Parliament accepts system change resolution

The Parliament, on Tuesday, accepted the resolution submitted by Hulhudhoo MP Ilyas Labeeb, calling for a constitutional referendum on changing the system of governance in Maldives.

Hulhudhoo MP Ilyas Labeeb, a member of the Democrats, had submitted the resolution which calls for a constitutional referendum to decide on changing the system of governance in Maldives, from a presidential system to a parliamentary system, last week.

It called originally called for a referendum to be held before November 30th – which is when the second round of voting in the presidential election is slated for.

But Ilyas later amended the resolution to change the deadline to October 30.

On Tuesday afternoon, the Parliament voted to accept resolution with a vote of 35 to nil.

It also decided to send the resolution to the Whole House Committee for review, with a vote of 34 to nil.

The Parliament’s speaker, former president Mohamed Nasheed announced the committee would convene to work on the resolution on 09:00 am on Wednesday.

Earlier on Tuesday, Nasheed, who himself is a member of the Democrats, said the Parliament can directly ask the Elections Commission (EC) to hold a constitutional referendum on changing the system of governance in Maldives, and does not need government approval.

He also promised to continue the parliamentary sitting until the work on the resolution is done, and the decision of the Parliament is shared with the EC – after MPs from the ruling MDP initially refused to attend the sitting, despite being present in the premises, resulting in a lack of quorum.

Nasheed said that calling a referendum was “clearly a power vested in the Parliament under the Constitution.”

He said that once the Parliament passes the resolution, and instructs the EC to hold a referendum, the commission will be legally obligated to do so.

He said the president has no role in it.

Ilyas, who submitted the resolution, said he decided to submit it based on the experience from the administrations that have come to power since 2008.

He said that the time has come to put the question of a system change, before the people.

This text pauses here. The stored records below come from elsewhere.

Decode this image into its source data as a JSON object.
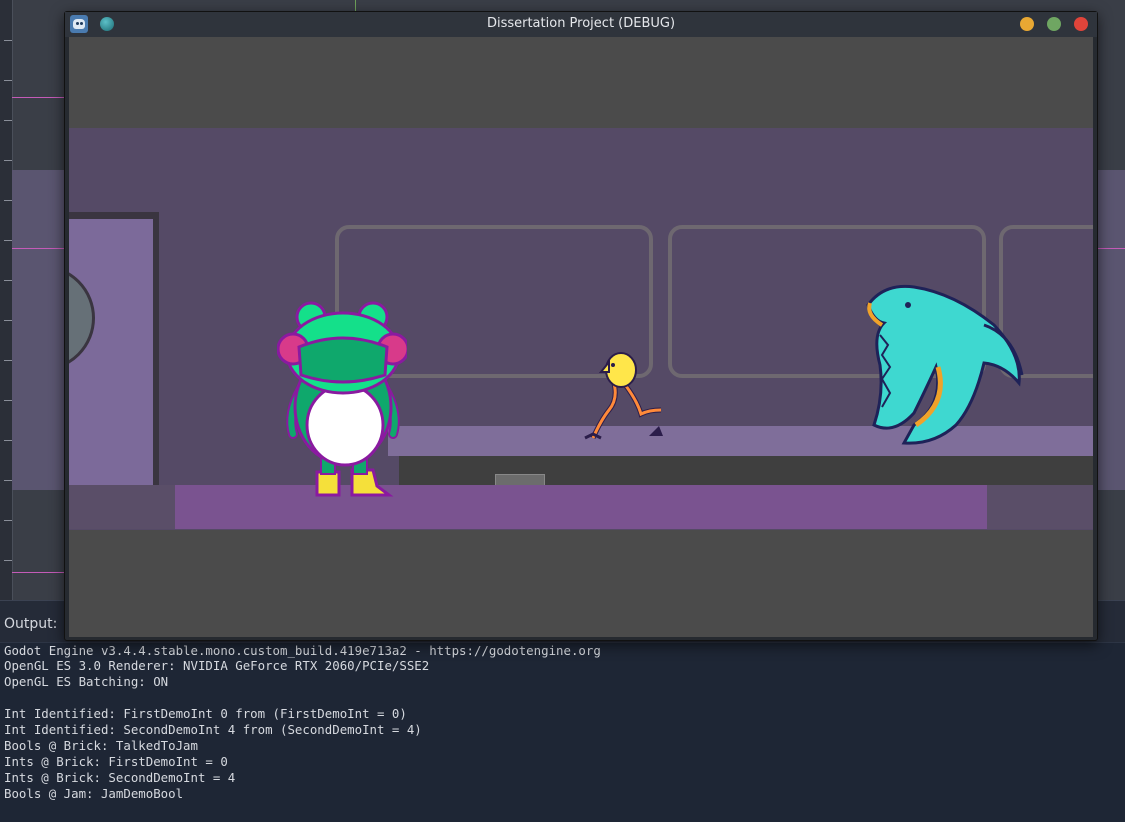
{
  "window": {
    "title": "Dissertation Project (DEBUG)",
    "icon": "godot-icon",
    "controls": [
      "minimize-button",
      "maximize-button",
      "close-button"
    ],
    "colors": {
      "minimize": "#e8a833",
      "maximize": "#6fa662",
      "close": "#e0443a"
    }
  },
  "game": {
    "characters": [
      "frog-character",
      "yellow-bird-character",
      "cyan-shark-character"
    ]
  },
  "output": {
    "label": "Output:",
    "lines": [
      "Godot Engine v3.4.4.stable.mono.custom_build.419e713a2 - https://godotengine.org",
      "OpenGL ES 3.0 Renderer: NVIDIA GeForce RTX 2060/PCIe/SSE2",
      "OpenGL ES Batching: ON",
      "",
      "Int Identified: FirstDemoInt 0 from (FirstDemoInt = 0)",
      "Int Identified: SecondDemoInt 4 from (SecondDemoInt = 4)",
      "Bools @ Brick: TalkedToJam",
      "Ints @ Brick: FirstDemoInt = 0",
      "Ints @ Brick: SecondDemoInt = 4",
      "Bools @ Jam: JamDemoBool"
    ]
  }
}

Maldives held a constitutional referendum on a system change in 2007.

The majority decided to stick with the presidential system.

Differences in opinion regarding a system change had been the main point of conflict between Nasheed and President Solih, which led to members loyal to Nasheed leaving the MDP, to form the Democrats.